GRADY COUNTY —
It's common to here complaints about how government allocated tax dollars. Every one seems to have their opinion about how money should be spent and what coalitions are receiving too much or too little.
Few dispute the importance of battling big tobacco though and that's where the Tobacco Settlement Endowment Trust comes into play.
Formed by the Oklahoma state Legislature the TSET allocates grant money to different groups whose purpose is to educate the state's citizens about big tobacco's methods and efforts in spreading their products to the masses.
Program Coordinator for the Tobacco Free Grady County Coalition Breanna Russell has taken this fight local.
"Our overall goal is trying to change social norms," she said. "We like to use the state issued breath easy signs and those seem to speak volumes to people."
Russell emphasized that the coalition is not against smokers. She said it simply stands for education and attempting to expose the actions of big tobacco.
"When an adult passes away from tobacco use, big tobacco targets a kid to replace that person," she said. "Data shows that 90 percent of tobacco use starts before the age of 18."
Things are so bad in Oklahoma that Russell said the state ranks 48th in the nation in overall health.
There is hope though according to Russell.
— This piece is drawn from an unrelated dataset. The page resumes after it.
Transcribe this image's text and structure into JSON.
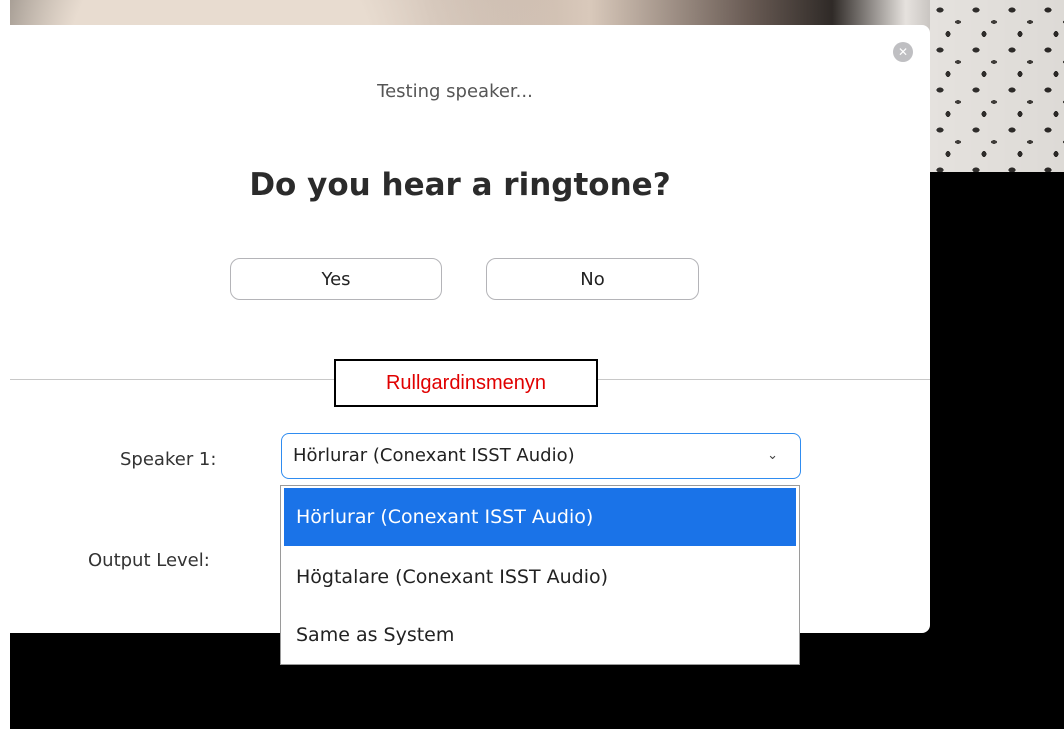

She said her work with Grady County cities to adopt state law regarding tobacco use.
The coalition also works with local school boards to educate and engage students in their fight against big tobacco.
The coalition receives $125,000 annually allocated from the state in the form of a grant program, which the Norman Regional Health System picks up.
Every year the group reassesses what to do with the money and how to continue their fight and educational efforts.
The coalition meets the first Wednesday of every month from 11:30 a.m. to 1 p.m. at the Canadian Valley Technology Center.